[Records from a dataset]

────────────────────

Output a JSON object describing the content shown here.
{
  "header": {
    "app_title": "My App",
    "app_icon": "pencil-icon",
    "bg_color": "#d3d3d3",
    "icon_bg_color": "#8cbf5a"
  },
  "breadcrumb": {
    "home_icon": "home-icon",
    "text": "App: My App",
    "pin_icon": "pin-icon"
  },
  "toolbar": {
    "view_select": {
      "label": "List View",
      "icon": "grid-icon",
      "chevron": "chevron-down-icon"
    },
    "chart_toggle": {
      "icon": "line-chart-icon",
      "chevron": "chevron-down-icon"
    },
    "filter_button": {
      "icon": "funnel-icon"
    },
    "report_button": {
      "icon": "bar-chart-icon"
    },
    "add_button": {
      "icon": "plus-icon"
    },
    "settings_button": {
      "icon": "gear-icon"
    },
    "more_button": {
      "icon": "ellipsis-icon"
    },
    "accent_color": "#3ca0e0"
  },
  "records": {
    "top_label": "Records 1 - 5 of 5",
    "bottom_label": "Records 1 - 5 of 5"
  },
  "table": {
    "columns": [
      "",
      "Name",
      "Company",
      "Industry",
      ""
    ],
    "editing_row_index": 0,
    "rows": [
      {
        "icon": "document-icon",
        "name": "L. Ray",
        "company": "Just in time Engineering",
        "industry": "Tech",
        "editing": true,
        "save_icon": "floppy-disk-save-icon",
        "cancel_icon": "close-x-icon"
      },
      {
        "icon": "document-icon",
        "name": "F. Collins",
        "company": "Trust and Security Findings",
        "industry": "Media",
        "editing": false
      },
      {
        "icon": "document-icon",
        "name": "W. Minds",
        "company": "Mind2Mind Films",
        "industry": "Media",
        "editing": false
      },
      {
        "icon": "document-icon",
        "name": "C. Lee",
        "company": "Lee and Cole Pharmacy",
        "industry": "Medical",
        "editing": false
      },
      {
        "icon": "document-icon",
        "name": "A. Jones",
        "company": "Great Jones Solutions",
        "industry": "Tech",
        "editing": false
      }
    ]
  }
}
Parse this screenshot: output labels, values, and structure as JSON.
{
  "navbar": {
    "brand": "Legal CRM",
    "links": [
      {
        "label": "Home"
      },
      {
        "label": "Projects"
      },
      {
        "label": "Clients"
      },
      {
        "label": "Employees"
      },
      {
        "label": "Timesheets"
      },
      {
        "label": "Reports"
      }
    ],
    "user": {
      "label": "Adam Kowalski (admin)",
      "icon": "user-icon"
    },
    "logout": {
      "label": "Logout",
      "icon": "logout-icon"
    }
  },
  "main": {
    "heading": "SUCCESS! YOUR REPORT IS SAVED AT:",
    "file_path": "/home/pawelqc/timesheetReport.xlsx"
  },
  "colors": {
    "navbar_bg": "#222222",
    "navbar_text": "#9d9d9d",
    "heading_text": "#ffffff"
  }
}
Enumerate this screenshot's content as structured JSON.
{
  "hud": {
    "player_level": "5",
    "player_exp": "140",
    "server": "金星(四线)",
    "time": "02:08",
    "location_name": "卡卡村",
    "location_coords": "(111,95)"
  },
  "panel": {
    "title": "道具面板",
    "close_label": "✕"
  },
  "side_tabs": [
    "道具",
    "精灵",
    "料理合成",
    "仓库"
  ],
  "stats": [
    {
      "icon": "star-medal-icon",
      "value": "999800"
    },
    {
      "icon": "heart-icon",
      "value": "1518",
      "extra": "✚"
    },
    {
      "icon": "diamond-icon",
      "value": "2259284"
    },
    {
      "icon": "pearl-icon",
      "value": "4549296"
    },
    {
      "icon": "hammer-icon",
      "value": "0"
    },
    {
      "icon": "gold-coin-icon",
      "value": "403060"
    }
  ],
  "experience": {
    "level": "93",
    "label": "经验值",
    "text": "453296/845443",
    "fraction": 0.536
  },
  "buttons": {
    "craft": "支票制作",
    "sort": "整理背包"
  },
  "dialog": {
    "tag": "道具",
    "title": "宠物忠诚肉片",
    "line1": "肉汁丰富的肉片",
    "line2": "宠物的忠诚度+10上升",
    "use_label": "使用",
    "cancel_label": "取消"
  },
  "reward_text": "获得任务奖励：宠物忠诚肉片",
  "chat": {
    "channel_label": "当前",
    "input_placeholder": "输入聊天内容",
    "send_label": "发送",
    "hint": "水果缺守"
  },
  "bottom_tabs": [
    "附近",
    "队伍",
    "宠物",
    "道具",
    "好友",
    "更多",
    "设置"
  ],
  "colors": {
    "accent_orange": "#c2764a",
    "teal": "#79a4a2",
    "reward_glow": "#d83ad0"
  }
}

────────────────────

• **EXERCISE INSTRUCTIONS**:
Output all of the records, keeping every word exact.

• **EXERCISE OUTPUT**:
Output a JSON object describing the content shown here.
{
  "header": {
    "app_title": "My App",
    "app_icon": "pencil-icon",
    "bg_color": "#d3d3d3",
    "icon_bg_color": "#8cbf5a"
  },
  "breadcrumb": {
    "home_icon": "home-icon",
    "text": "App: My App",
    "pin_icon": "pin-icon"
  },
  "toolbar": {
    "view_select": {
      "label": "List View",
      "icon": "grid-icon",
      "chevron": "chevron-down-icon"
    },
    "chart_toggle": {
      "icon": "line-chart-icon",
      "chevron": "chevron-down-icon"
    },
    "filter_button": {
      "icon": "funnel-icon"
    },
    "report_button": {
      "icon": "bar-chart-icon"
    },
    "add_button": {
      "icon": "plus-icon"
    },
    "settings_button": {
      "icon": "gear-icon"
    },
    "more_button": {
      "icon": "ellipsis-icon"
    },
    "accent_color": "#3ca0e0"
  },
  "records": {
    "top_label": "Records 1 - 5 of 5",
    "bottom_label": "Records 1 - 5 of 5"
  },
  "table": {
    "columns": [
      "",
      "Name",
      "Company",
      "Industry",
      ""
    ],
    "editing_row_index": 0,
    "rows": [
      {
        "icon": "document-icon",
        "name": "L. Ray",
        "company": "Just in time Engineering",
        "industry": "Tech",
        "editing": true,
        "save_icon": "floppy-disk-save-icon",
        "cancel_icon": "close-x-icon"
      },
      {
        "icon": "document-icon",
        "name": "F. Collins",
        "company": "Trust and Security Findings",
        "industry": "Media",
        "editing": false
      },
      {
        "icon": "document-icon",
        "name": "W. Minds",
        "company": "Mind2Mind Films",
        "industry": "Media",
        "editing": false
      },
      {
        "icon": "document-icon",
        "name": "C. Lee",
        "company": "Lee and Cole Pharmacy",
        "industry": "Medical",
        "editing": false
      },
      {
        "icon": "document-icon",
        "name": "A. Jones",
        "company": "Great Jones Solutions",
        "industry": "Tech",
        "editing": false
      }
    ]
  }
}
Parse this screenshot: output labels, values, and structure as JSON.
{
  "navbar": {
    "brand": "Legal CRM",
    "links": [
      {
        "label": "Home"
      },
      {
        "label": "Projects"
      },
      {
        "label": "Clients"
      },
      {
        "label": "Employees"
      },
      {
        "label": "Timesheets"
      },
      {
        "label": "Reports"
      }
    ],
    "user": {
      "label": "Adam Kowalski (admin)",
      "icon": "user-icon"
    },
    "logout": {
      "label": "Logout",
      "icon": "logout-icon"
    }
  },
  "main": {
    "heading": "SUCCESS! YOUR REPORT IS SAVED AT:",
    "file_path": "/home/pawelqc/timesheetReport.xlsx"
  },
  "colors": {
    "navbar_bg": "#222222",
    "navbar_text": "#9d9d9d",
    "heading_text": "#ffffff"
  }
}
Enumerate this screenshot's content as structured JSON.
{
  "hud": {
    "player_level": "5",
    "player_exp": "140",
    "server": "金星(四线)",
    "time": "02:08",
    "location_name": "卡卡村",
    "location_coords": "(111,95)"
  },
  "panel": {
    "title": "道具面板",
    "close_label": "✕"
  },
  "side_tabs": [
    "道具",
    "精灵",
    "料理合成",
    "仓库"
  ],
  "stats": [
    {
      "icon": "star-medal-icon",
      "value": "999800"
    },
    {
      "icon": "heart-icon",
      "value": "1518",
      "extra": "✚"
    },
    {
      "icon": "diamond-icon",
      "value": "2259284"
    },
    {
      "icon": "pearl-icon",
      "value": "4549296"
    },
    {
      "icon": "hammer-icon",
      "value": "0"
    },
    {
      "icon": "gold-coin-icon",
      "value": "403060"
    }
  ],
  "experience": {
    "level": "93",
    "label": "经验值",
    "text": "453296/845443",
    "fraction": 0.536
  },
  "buttons": {
    "craft": "支票制作",
    "sort": "整理背包"
  },
  "dialog": {
    "tag": "道具",
    "title": "宠物忠诚肉片",
    "line1": "肉汁丰富的肉片",
    "line2": "宠物的忠诚度+10上升",
    "use_label": "使用",
    "cancel_label": "取消"
  },
  "reward_text": "获得任务奖励：宠物忠诚肉片",
  "chat": {
    "channel_label": "当前",
    "input_placeholder": "输入聊天内容",
    "send_label": "发送",
    "hint": "水果缺守"
  },
  "bottom_tabs": [
    "附近",
    "队伍",
    "宠物",
    "道具",
    "好友",
    "更多",
    "设置"
  ],
  "colors": {
    "accent_orange": "#c2764a",
    "teal": "#79a4a2",
    "reward_glow": "#d83ad0"
  }
}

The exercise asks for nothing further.